A law dated 6 January 1978 relating to computers, files and freedoms was aligned with the GDPR by a new amendment, adopted by Parliament on 14 May 2018. The French government announced that an ordinance – which will focus on rewriting the entirety of the above-mentioned law in order to simplify the text, include formal corrections, and promote consistency with the implementation of the GDPR – will be adopted next year.

ii Cross-border data transfers

Data transfers within the European Union are subject to the same conditions as the national process.

If the personal data processed is transferred outside the European Union, the employer must state this on the declaration or request for authorisation.

The country of destination of the data must be recognised by way of a decision of the European Commission as offering a sufficient level of protection. This is the case, for example for Argentina, Canada, Israel, Uruguay and Switzerland.

If the country to which the data is transferred does not offer such a level of protection, the employer must mention in its declaration either (1) the standard contract clauses adopted by the European Commission and signed by the entity importing and exporting data; or (2) the binding corporate rules (BCR) that constitute an intra-group code of conduct for transfers of personal data.

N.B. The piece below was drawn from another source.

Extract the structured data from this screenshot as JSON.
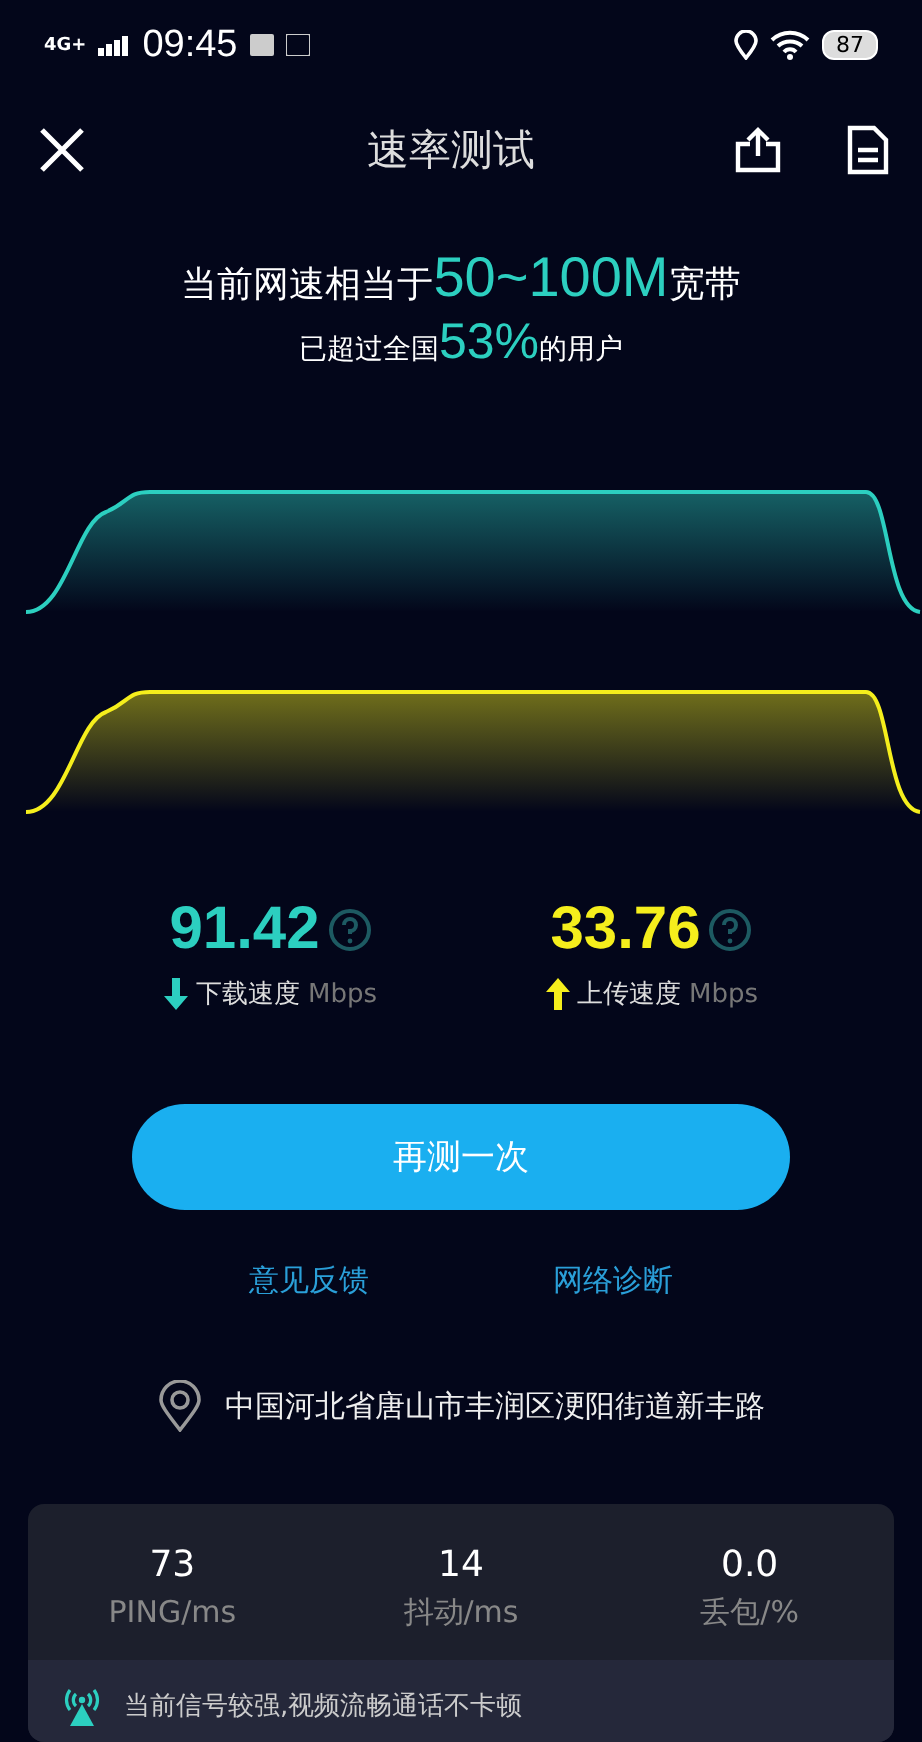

The CNIL now proposes to issue a single authorisation decision to each group that has implemented BCRs. The group's affiliates that are data controllers and bound by the BCRs will then need to submit only a simplified registration for all their data transfers outside the European Union, based on the group's BCRs. The affiliates do not need to obtain the CNIL's prior authorisation for each data transfer. It was previously possible for companies based in the United States to transfer the data when the company was compliant with Safe Harbour principles. However, the European Supreme Court decided that the Safe Harbour system does not ensure an adequate level of protection of personal data, so this mechanism was made invalid. As a consequence, companies cannot use this system to transfer their data any more.

Employees whose data is transferred must be informed of the transfer and have a right of access and rectification, as well as the right to object to the transfer of the data pertaining to them. Their consent is, however, not required. All onward transfers must guarantee the same level of protection as the original transfer.

These elements have changed since the GDPR came into effect on 25 May 2018. The GDPR notably allows data transfers to countries identified by the European Commission located outside the European Union when they ensure an adequate level of protection.

In the absence of a decision from the European Commission, data can also be transferred to a country located outside the European Union when the company is covered by binding corporate rules or a code of conduct complying with GDPR principles.

iii Sensitive data

Data that discloses information on the racial origins, political, philosophical or religious opinions, trade union membership, health or sex life of the employee is regarded as sensitive data of which the processing is prohibited.

It is possible to derogate on an exceptional basis from this prohibition where the processing concerns data that the employee in question has himself or herself made public, where such processing is necessary to safeguard human life or for the recording, exercise or defence of a right before the courts.

iv Background checks

The employer may ask the candidate for various information and for a certain number of documents. However, the information requested must be used solely for the purpose of assessing his or her ability to perform the job and it must have a direct and necessary connection with such post.

An employer should never seek information on the state of health of the employee or his or her credit report, as such practices could be held to be discriminatory. However, a criminal record extract may be presented during the recruitment procedure if the job in question could make such a requirement legitimate, for example if it involves handling funds.